 8

That order read:

Plaintiff's Motion for Entry as Final Judgment: The plaintiff has requested that this Court, pursuant to Federal Rule of Civil Procedure 54(b) enter as a final Judgment its Order Denying Plaintiff's Motion for Summary Judgment and Granting in Part and Denying in Part the Defendant's Motion for Summary Judgment so that this matter may be immediately appealed to the Tenth Circuit Court of Appeals. Due to the issues raised by both parties in their motions for reconsideration and, in the interest of judicial economy, this Court has concluded that there is no just reason for delay of the entry of its October 8, 1993 order as a final Judgment. App. vol. II, at 463.

 9

The policy in Barnette contained a "severability of interest clause," which provided that the policy applied separately to each "person insured." The court found that the severability of interest clause required the cross-employee exclusion clause to be individually applied to each "person insured" who claimed coverage under the policy. Therefore, the effect of the severability of interest clause in Barnette was that the person insured (Barnette) had to be viewed in the context of the specific claim against him. Because Barnette was sued for acting negligently in his capacity as a fellow employee of the injured party, rather than as the injured party's employer, the policy was interpreted in that light

 10

The court articulated the following rule with respect to such clauses:

The cross-employee exclusionary clause denies indemnity where the injured person is an employee of the insured seeking coverage but--it does not deny indemnity where the injured person is not an employee of the insured who seeks protection under the policy.

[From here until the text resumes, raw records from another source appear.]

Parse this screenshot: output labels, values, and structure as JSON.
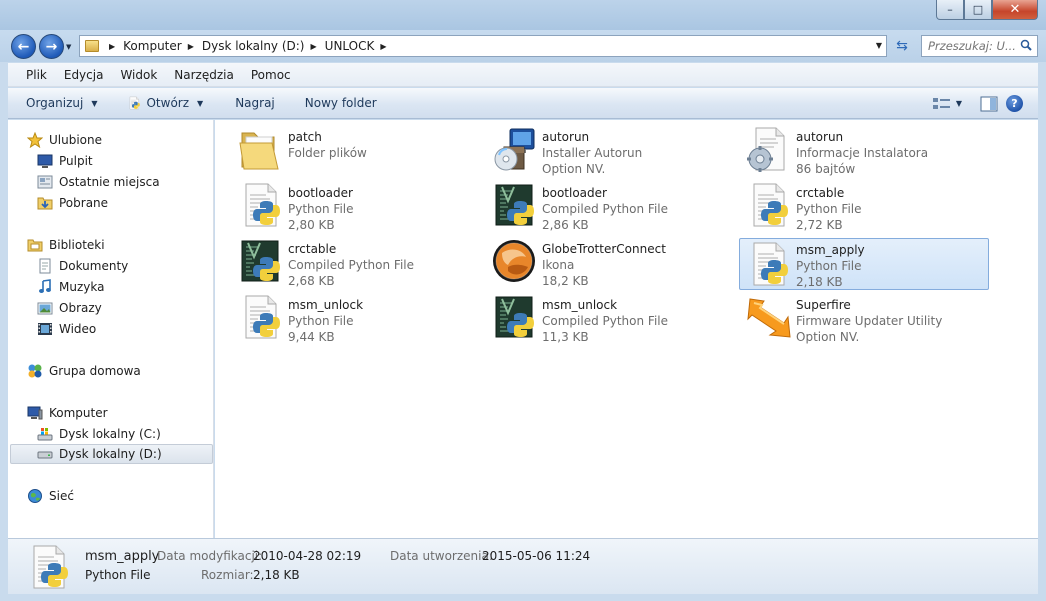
{
  "window": {
    "min_glyph": "–",
    "max_glyph": "□",
    "close_glyph": "✕"
  },
  "address": {
    "crumbs": [
      "Komputer",
      "Dysk lokalny (D:)",
      "UNLOCK"
    ],
    "search_placeholder": "Przeszukaj: U..."
  },
  "menu": [
    "Plik",
    "Edycja",
    "Widok",
    "Narzędzia",
    "Pomoc"
  ],
  "toolbar": {
    "organize": "Organizuj",
    "open": "Otwórz",
    "burn": "Nagraj",
    "new_folder": "Nowy folder"
  },
  "nav": {
    "favorites": "Ulubione",
    "desktop": "Pulpit",
    "recent": "Ostatnie miejsca",
    "downloads": "Pobrane",
    "libraries": "Biblioteki",
    "documents": "Dokumenty",
    "music": "Muzyka",
    "pictures": "Obrazy",
    "videos": "Wideo",
    "homegroup": "Grupa domowa",
    "computer": "Komputer",
    "drive_c": "Dysk lokalny (C:)",
    "drive_d": "Dysk lokalny (D:)",
    "network": "Sieć"
  },
  "files": [
    {
      "name": "patch",
      "type": "Folder plików",
      "size": "",
      "icon": "folder"
    },
    {
      "name": "autorun",
      "type": "Installer Autorun",
      "size": "Option NV.",
      "icon": "installer"
    },
    {
      "name": "autorun",
      "type": "Informacje Instalatora",
      "size": "86 bajtów",
      "icon": "setup-info"
    },
    {
      "name": "bootloader",
      "type": "Python File",
      "size": "2,80 KB",
      "icon": "python"
    },
    {
      "name": "bootloader",
      "type": "Compiled Python File",
      "size": "2,86 KB",
      "icon": "python-compiled"
    },
    {
      "name": "crctable",
      "type": "Python File",
      "size": "2,72 KB",
      "icon": "python"
    },
    {
      "name": "crctable",
      "type": "Compiled Python File",
      "size": "2,68 KB",
      "icon": "python-compiled"
    },
    {
      "name": "GlobeTrotterConnect",
      "type": "Ikona",
      "size": "18,2 KB",
      "icon": "globe"
    },
    {
      "name": "msm_apply",
      "type": "Python File",
      "size": "2,18 KB",
      "icon": "python",
      "selected": true
    },
    {
      "name": "msm_unlock",
      "type": "Python File",
      "size": "9,44 KB",
      "icon": "python"
    },
    {
      "name": "msm_unlock",
      "type": "Compiled Python File",
      "size": "11,3 KB",
      "icon": "python-compiled"
    },
    {
      "name": "Superfire",
      "type": "Firmware Updater Utility",
      "size": "Option NV.",
      "icon": "superfire"
    }
  ],
  "details": {
    "name": "msm_apply",
    "type": "Python File",
    "modified_label": "Data modyfikacji:",
    "modified": "2010-04-28 02:19",
    "created_label": "Data utworzenia:",
    "created": "2015-05-06 11:24",
    "size_label": "Rozmiar:",
    "size": "2,18 KB"
  }
}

Barnette, 653 P.2d at 1379.

 11

These exclusions read as follows:

"This insurance does not apply:

....

(b) to any obligation for which the insured or any carrier as his insurer may be held liable under any workmen's compensation, unemployment compensation or disability benefits law, or under any similar law;

(c) to bodily injury to any employee of the insured arising out of and in the course of his employment by the insured ...."

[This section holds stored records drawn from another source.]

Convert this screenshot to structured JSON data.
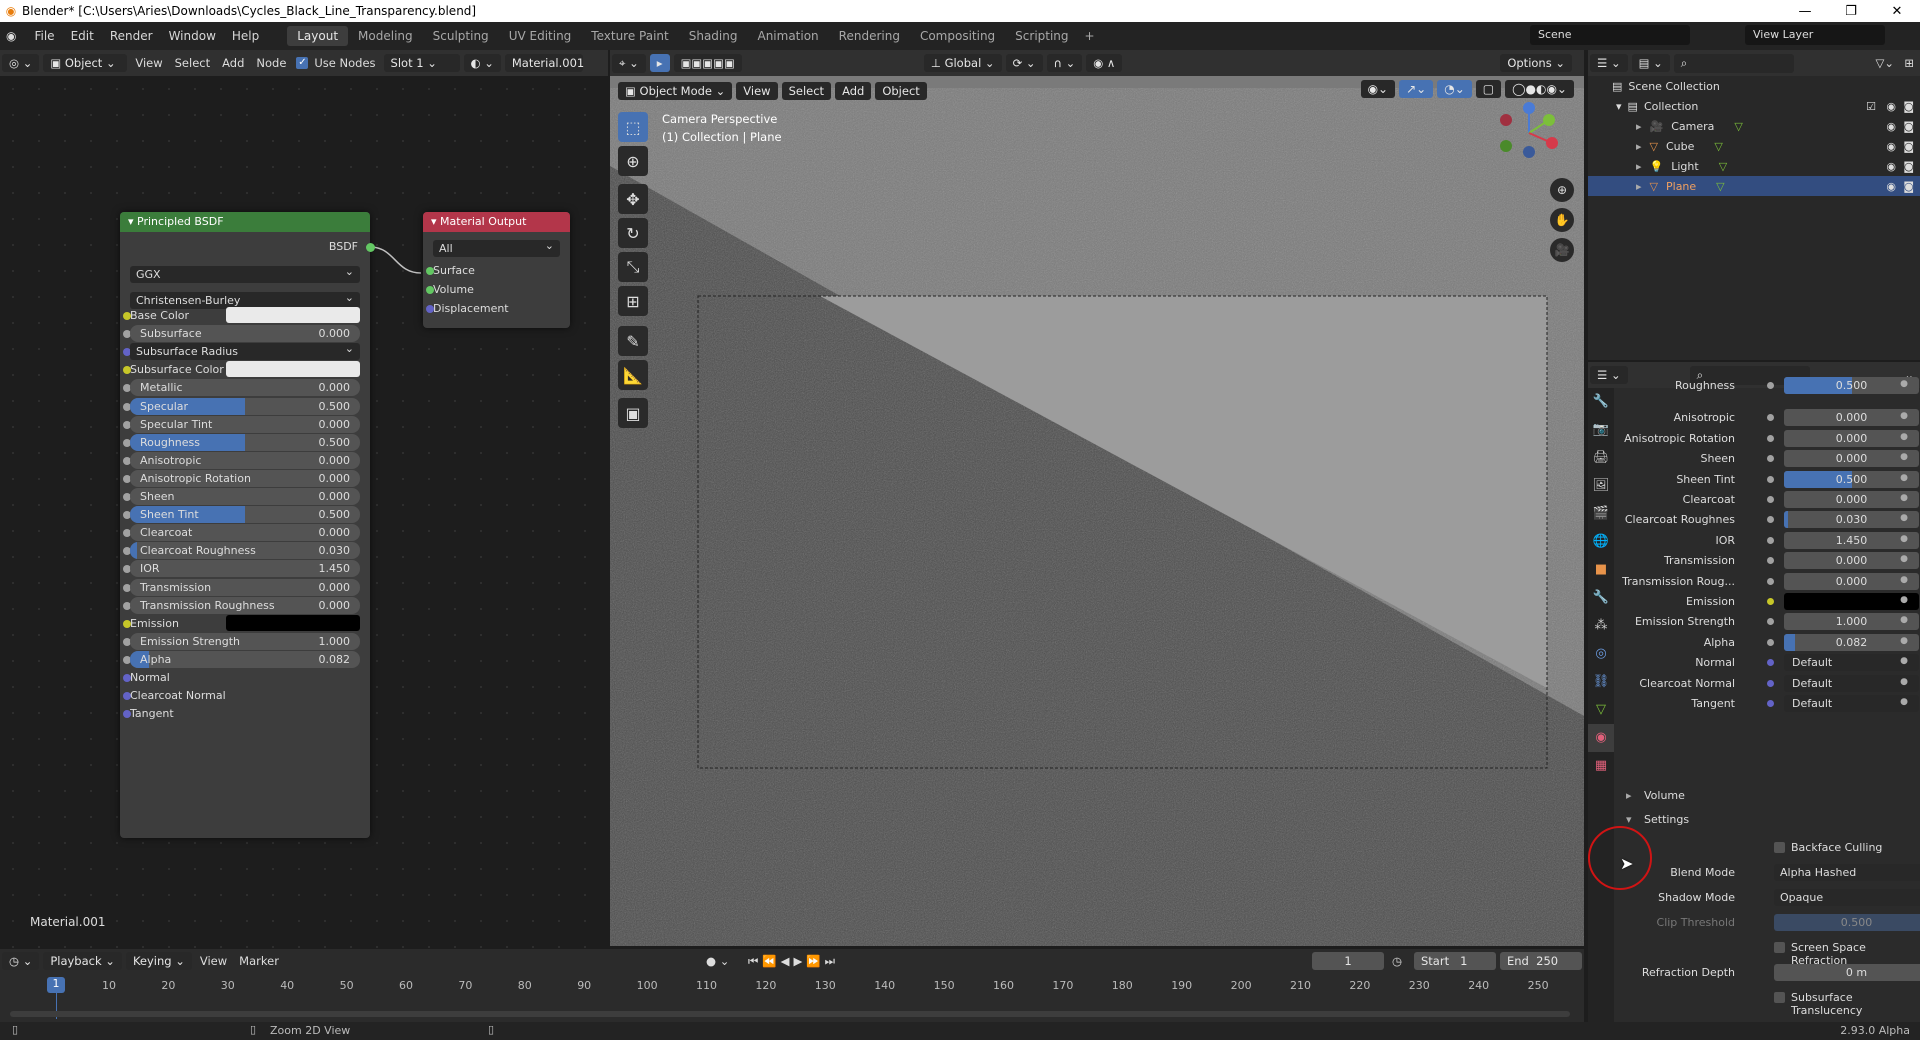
{
  "window": {
    "title": "Blender* [C:\\Users\\Aries\\Downloads\\Cycles_Black_Line_Transparency.blend]"
  },
  "menu": [
    "File",
    "Edit",
    "Render",
    "Window",
    "Help"
  ],
  "workspaces": [
    "Layout",
    "Modeling",
    "Sculpting",
    "UV Editing",
    "Texture Paint",
    "Shading",
    "Animation",
    "Rendering",
    "Compositing",
    "Scripting"
  ],
  "scene": "Scene",
  "view_layer": "View Layer",
  "node_header": {
    "mode": "Object",
    "view": "View",
    "select": "Select",
    "add": "Add",
    "node": "Node",
    "use_nodes": "Use Nodes",
    "slot": "Slot 1",
    "material": "Material.001"
  },
  "viewport_header": {
    "transform": "Global",
    "options": "Options",
    "mode": "Object Mode",
    "view": "View",
    "select": "Select",
    "add": "Add",
    "object": "Object"
  },
  "viewport": {
    "line1": "Camera Perspective",
    "line2": "(1) Collection | Plane"
  },
  "bsdf": {
    "title": "Principled BSDF",
    "out": "BSDF",
    "distribution": "GGX",
    "subsurface_method": "Christensen-Burley",
    "rows": [
      {
        "label": "Base Color",
        "kind": "color",
        "sock": "y"
      },
      {
        "label": "Subsurface",
        "value": "0.000",
        "fill": 0
      },
      {
        "label": "Subsurface Radius",
        "kind": "dd",
        "sock": "b"
      },
      {
        "label": "Subsurface Color",
        "kind": "color",
        "sock": "y"
      },
      {
        "label": "Metallic",
        "value": "0.000",
        "fill": 0
      },
      {
        "label": "Specular",
        "value": "0.500",
        "fill": 0.5
      },
      {
        "label": "Specular Tint",
        "value": "0.000",
        "fill": 0
      },
      {
        "label": "Roughness",
        "value": "0.500",
        "fill": 0.5
      },
      {
        "label": "Anisotropic",
        "value": "0.000",
        "fill": 0
      },
      {
        "label": "Anisotropic Rotation",
        "value": "0.000",
        "fill": 0
      },
      {
        "label": "Sheen",
        "value": "0.000",
        "fill": 0
      },
      {
        "label": "Sheen Tint",
        "value": "0.500",
        "fill": 0.5
      },
      {
        "label": "Clearcoat",
        "value": "0.000",
        "fill": 0
      },
      {
        "label": "Clearcoat Roughness",
        "value": "0.030",
        "fill": 0.03
      },
      {
        "label": "IOR",
        "value": "1.450",
        "fill": 0
      },
      {
        "label": "Transmission",
        "value": "0.000",
        "fill": 0
      },
      {
        "label": "Transmission Roughness",
        "value": "0.000",
        "fill": 0
      },
      {
        "label": "Emission",
        "kind": "black",
        "sock": "y"
      },
      {
        "label": "Emission Strength",
        "value": "1.000",
        "fill": 0
      },
      {
        "label": "Alpha",
        "value": "0.082",
        "fill": 0.082
      },
      {
        "label": "Normal",
        "kind": "plain",
        "sock": "b"
      },
      {
        "label": "Clearcoat Normal",
        "kind": "plain",
        "sock": "b"
      },
      {
        "label": "Tangent",
        "kind": "plain",
        "sock": "b"
      }
    ]
  },
  "matout": {
    "title": "Material Output",
    "target": "All",
    "inputs": [
      "Surface",
      "Volume",
      "Displacement"
    ]
  },
  "node_material_label": "Material.001",
  "outliner": {
    "root": "Scene Collection",
    "collection": "Collection",
    "items": [
      "Camera",
      "Cube",
      "Light",
      "Plane"
    ]
  },
  "props": {
    "rows": [
      {
        "label": "Roughness",
        "value": "0.500",
        "fill": 0.5
      },
      {
        "label": "Anisotropic",
        "value": "0.000",
        "fill": 0
      },
      {
        "label": "Anisotropic Rotation",
        "value": "0.000",
        "fill": 0
      },
      {
        "label": "Sheen",
        "value": "0.000",
        "fill": 0
      },
      {
        "label": "Sheen Tint",
        "value": "0.500",
        "fill": 0.5
      },
      {
        "label": "Clearcoat",
        "value": "0.000",
        "fill": 0
      },
      {
        "label": "Clearcoat Roughnes",
        "value": "0.030",
        "fill": 0.03
      },
      {
        "label": "IOR",
        "value": "1.450",
        "fill": 0
      },
      {
        "label": "Transmission",
        "value": "0.000",
        "fill": 0
      },
      {
        "label": "Transmission Roug...",
        "value": "0.000",
        "fill": 0
      },
      {
        "label": "Emission",
        "value": "",
        "fill": 0,
        "black": true
      },
      {
        "label": "Emission Strength",
        "value": "1.000",
        "fill": 0
      },
      {
        "label": "Alpha",
        "value": "0.082",
        "fill": 0.082
      },
      {
        "label": "Normal",
        "value": "Default",
        "link": true
      },
      {
        "label": "Clearcoat Normal",
        "value": "Default",
        "link": true
      },
      {
        "label": "Tangent",
        "value": "Default",
        "link": true
      }
    ],
    "volume": "Volume",
    "settings": "Settings",
    "backface": "Backface Culling",
    "blend_mode_label": "Blend Mode",
    "blend_mode": "Alpha Hashed",
    "shadow_mode_label": "Shadow Mode",
    "shadow_mode": "Opaque",
    "clip_label": "Clip Threshold",
    "clip": "0.500",
    "ssr": "Screen Space Refraction",
    "refr_label": "Refraction Depth",
    "refr": "0 m",
    "sst": "Subsurface Translucency"
  },
  "timeline": {
    "playback": "Playback",
    "keying": "Keying",
    "view": "View",
    "marker": "Marker",
    "frame": "1",
    "start_label": "Start",
    "start": "1",
    "end_label": "End",
    "end": "250",
    "ticks": [
      "10",
      "20",
      "30",
      "40",
      "50",
      "60",
      "70",
      "80",
      "90",
      "100",
      "110",
      "120",
      "130",
      "140",
      "150",
      "160",
      "170",
      "180",
      "190",
      "200",
      "210",
      "220",
      "230",
      "240",
      "250"
    ],
    "current": "1"
  },
  "status": {
    "hint": "Zoom 2D View",
    "version": "2.93.0 Alpha"
  }
}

Barnette, 653 P.2d at 1385 (Rooney, J., dissenting).

 12

CNA contends that this policy may be distinguished from the policy in Barnette because the cross-employee exclusion in the CNA policy is contained in the "Exclusions" provisions whereas the cross-employee exclusion in the Barnette policy was contained in the provisions defining who was an "insured" under the policy. See Barnette, 653 P.2d at 1377. We believe this is merely a matter of semantics--defining who is an "insured" and providing exclusions both serve the purpose of delineating coverage under the policy. We therefore are not persuaded by this argument

 13

Ms. Rodabaugh has also attempted to appeal the district court's order denying her motion for partial summary judgment on her breach of contract claim. Although the district court's order does not constitute a final order under 28 U.S.C. 1291, and the certification procedures for interlocutory appeals under 28 U.S.C. 1292(b) were not followed, this court has previously held that we may review a district court's denial of a summary judgment motion if we reverse the district court's grant of a cross-motion for summary judgment on the same issue. In order to do so, "there [can be] no dispute as to the facts, and the facts [must] justify judgment" for Ms. Rodabaugh. Schmidt v. Farm Credit Servs., 977 F.2d 511, 513 n. 3 (10th Cir. 1992). "It must [also] be clear ... what the facts are and that the adversary had a fair opportunity to dispute them." Id. In this case, the district court held that genuine material factual issues remained as to whether Ross and Romero were driving "a covered auto with permission." District Court Order at 9, App. vol. II, at 437 (emphasis added). It would therefore be inappropriate for this court to entertain Ms. Rodabaugh's appeal of the district court's denial of her motion for partial summary judgment on the breach of contract claim, and we remand the issue for further consideration by the district court